“I realized I wanted to be the world-maker, but then I realized fashion didn’t have the same depth that theater had,” she says. “I would design clothing based on a character, but the stories didn’t go on.”
That’s when she began working on The Trilogy of Two, having petulantly resisted writing for her entire life. She’s still insecure about beginning her writing career so late in life, though it’s clear Malouf shares her mother’s gift.
Indeed, her prose is lyrical and evocative. Tatty, the Tattooed Lady of the circus and Sonja and Charlotte’s surrogate mother, “slipped a nightgown over her colorful skin, like drawing a shade over a bright landscape,” Malouf writes. In Mr. Fortune Teller’s caravan, “a colony of green caterpillars spun fluffy white cocoons—tiny oval clouds of silk. A single, smaller one whirled a completely different kind of thread: it sparkled bright gold. Its cocoon looked like a Turkish slipper.”
Her mother’s mother was illiterate but “an amazing storyteller,” Malouf says. (She is also the subject of a heartbreaking book by al-Shaykh, The Locust and The Bird).
Malouf recalls the tribal tattoos on her grandmother’s hands (Tatty is partially based on her) and visiting her home in Lebanon, where she hosted a revolving door of visitors and friends, “like the characters in the circus,” Malouf says.
At this point in our conversation, it’s clear that almost all of the characters in the book are vaguely inspired by Malouf’s family and friends.
“My brother looks exactly like the bearded lady,” she tells me, pointing to a drawing of “Bea” in the book.
I laugh.

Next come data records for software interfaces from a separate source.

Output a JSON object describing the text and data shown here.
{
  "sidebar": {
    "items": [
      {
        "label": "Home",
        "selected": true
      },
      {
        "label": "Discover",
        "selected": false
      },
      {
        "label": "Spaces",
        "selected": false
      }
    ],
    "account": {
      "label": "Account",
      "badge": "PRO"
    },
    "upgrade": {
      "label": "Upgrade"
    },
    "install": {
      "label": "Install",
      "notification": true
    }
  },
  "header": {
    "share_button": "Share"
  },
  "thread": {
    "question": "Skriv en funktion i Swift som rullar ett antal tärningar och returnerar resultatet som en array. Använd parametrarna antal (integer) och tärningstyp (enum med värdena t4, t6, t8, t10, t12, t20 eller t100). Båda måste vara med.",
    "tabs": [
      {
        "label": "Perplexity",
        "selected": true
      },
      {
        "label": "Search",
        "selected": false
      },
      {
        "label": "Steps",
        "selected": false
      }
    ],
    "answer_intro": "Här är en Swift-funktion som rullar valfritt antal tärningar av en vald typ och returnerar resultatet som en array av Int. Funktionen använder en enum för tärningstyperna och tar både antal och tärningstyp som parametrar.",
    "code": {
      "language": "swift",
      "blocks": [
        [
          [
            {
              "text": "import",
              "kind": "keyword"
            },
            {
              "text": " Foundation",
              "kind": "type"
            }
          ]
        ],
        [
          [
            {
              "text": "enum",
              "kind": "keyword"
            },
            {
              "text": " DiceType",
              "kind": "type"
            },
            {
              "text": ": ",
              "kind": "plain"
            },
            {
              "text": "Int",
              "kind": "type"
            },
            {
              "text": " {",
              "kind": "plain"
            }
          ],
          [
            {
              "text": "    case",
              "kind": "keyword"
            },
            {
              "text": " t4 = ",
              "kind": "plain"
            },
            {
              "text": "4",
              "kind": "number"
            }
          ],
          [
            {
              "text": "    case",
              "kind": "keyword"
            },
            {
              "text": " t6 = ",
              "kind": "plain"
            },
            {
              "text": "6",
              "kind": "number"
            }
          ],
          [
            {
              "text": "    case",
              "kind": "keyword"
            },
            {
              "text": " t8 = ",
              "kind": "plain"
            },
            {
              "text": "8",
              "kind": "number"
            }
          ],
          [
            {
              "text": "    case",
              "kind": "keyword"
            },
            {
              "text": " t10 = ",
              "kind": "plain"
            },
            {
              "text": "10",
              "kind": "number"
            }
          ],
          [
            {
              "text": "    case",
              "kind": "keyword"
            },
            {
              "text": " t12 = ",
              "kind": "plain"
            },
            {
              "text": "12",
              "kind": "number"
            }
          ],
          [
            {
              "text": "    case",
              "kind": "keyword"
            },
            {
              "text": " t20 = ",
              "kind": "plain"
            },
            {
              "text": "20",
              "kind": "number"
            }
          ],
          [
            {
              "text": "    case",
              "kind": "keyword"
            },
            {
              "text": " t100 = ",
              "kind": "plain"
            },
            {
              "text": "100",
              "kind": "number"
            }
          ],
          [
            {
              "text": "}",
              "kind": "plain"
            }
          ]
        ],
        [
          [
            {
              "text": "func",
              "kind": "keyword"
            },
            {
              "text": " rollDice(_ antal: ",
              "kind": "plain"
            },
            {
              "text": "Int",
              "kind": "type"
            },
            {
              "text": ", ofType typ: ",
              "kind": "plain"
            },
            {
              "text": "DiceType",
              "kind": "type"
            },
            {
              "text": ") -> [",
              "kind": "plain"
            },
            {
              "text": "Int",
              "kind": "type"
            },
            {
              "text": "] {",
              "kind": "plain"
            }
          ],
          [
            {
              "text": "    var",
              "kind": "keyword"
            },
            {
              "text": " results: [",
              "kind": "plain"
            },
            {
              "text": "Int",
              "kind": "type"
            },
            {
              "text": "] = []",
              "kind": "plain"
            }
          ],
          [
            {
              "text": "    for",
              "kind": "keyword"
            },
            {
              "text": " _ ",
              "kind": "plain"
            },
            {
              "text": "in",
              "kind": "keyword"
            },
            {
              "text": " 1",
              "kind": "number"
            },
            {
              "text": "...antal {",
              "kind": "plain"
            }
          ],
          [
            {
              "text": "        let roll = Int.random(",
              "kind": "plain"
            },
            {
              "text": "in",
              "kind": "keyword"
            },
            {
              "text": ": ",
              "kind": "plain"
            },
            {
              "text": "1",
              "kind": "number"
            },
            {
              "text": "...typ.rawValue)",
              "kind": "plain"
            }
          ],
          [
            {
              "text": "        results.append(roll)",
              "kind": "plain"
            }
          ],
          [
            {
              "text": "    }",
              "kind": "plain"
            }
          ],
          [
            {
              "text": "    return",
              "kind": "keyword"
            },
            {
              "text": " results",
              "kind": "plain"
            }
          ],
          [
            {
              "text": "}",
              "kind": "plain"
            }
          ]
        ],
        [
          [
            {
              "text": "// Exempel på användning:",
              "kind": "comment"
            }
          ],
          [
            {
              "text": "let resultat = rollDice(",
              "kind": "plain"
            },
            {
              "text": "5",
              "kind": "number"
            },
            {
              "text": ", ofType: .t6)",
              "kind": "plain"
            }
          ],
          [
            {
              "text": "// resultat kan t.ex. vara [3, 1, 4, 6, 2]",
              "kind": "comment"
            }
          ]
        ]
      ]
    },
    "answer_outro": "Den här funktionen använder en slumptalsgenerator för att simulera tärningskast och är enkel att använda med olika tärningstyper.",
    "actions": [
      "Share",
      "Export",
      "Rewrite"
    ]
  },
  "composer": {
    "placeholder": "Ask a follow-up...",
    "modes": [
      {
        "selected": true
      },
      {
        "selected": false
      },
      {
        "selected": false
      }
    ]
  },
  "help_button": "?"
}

She says it wasn’t intentional, which makes me laugh more.
Tarek Malouf, her brother, is known as the cupcake king of London: he founded the wildly popular Hummingbird Bakery in 2004, bringing America’s cupcake craze to the UK.
It is hard not to imagine Malouf and her family in one of Anderson’s films, with their droll characters and vividly decorated sets.
When I ask how she feels about being Anderson’s muse, she squinches her face—the most expressive I’ve seen her in our two-hour conversation.
“I don’t know if he would like people calling me his muse,” she says politely.
“I don’t know what I am, but it’s very nice to be with another artist or creator because you can have a dialogue about what you’re doing. It’s very helpful for both of us.”
The two met eight years ago through mutual friends, around the time Malouf started writing The Trilogy of Two. Malouf has contributed to some of Anderson’s productions: she drew the character sketches featured in "The Grand Budapest Hotel" and designed one of Suzy’s books in "Moonrise Kingdom" (Anderson dedicated the film to Malouf).
Does it bother her that she’s known primarily as Anderson’s partner?
“Not really because I like him,” she says earnestly.
“But I wonder how it will turn out. Will I just be that, or can I become my own person? People want to talk about him and I understand why, though sometimes I feel like, Oh, I guess we’re going to talk about Wes now.
“But I feel very much on his team, and I think he’s very much on my team. We both like history and we love old films and we both like creating worlds. But he doesn’t really do fantastical worlds. His worlds are realistic and of a certain time.”
Malouf is already dreaming up another fantastical world: a second book aimed at young adults. With The Trilogy of Two, she may well get the renown she deserves.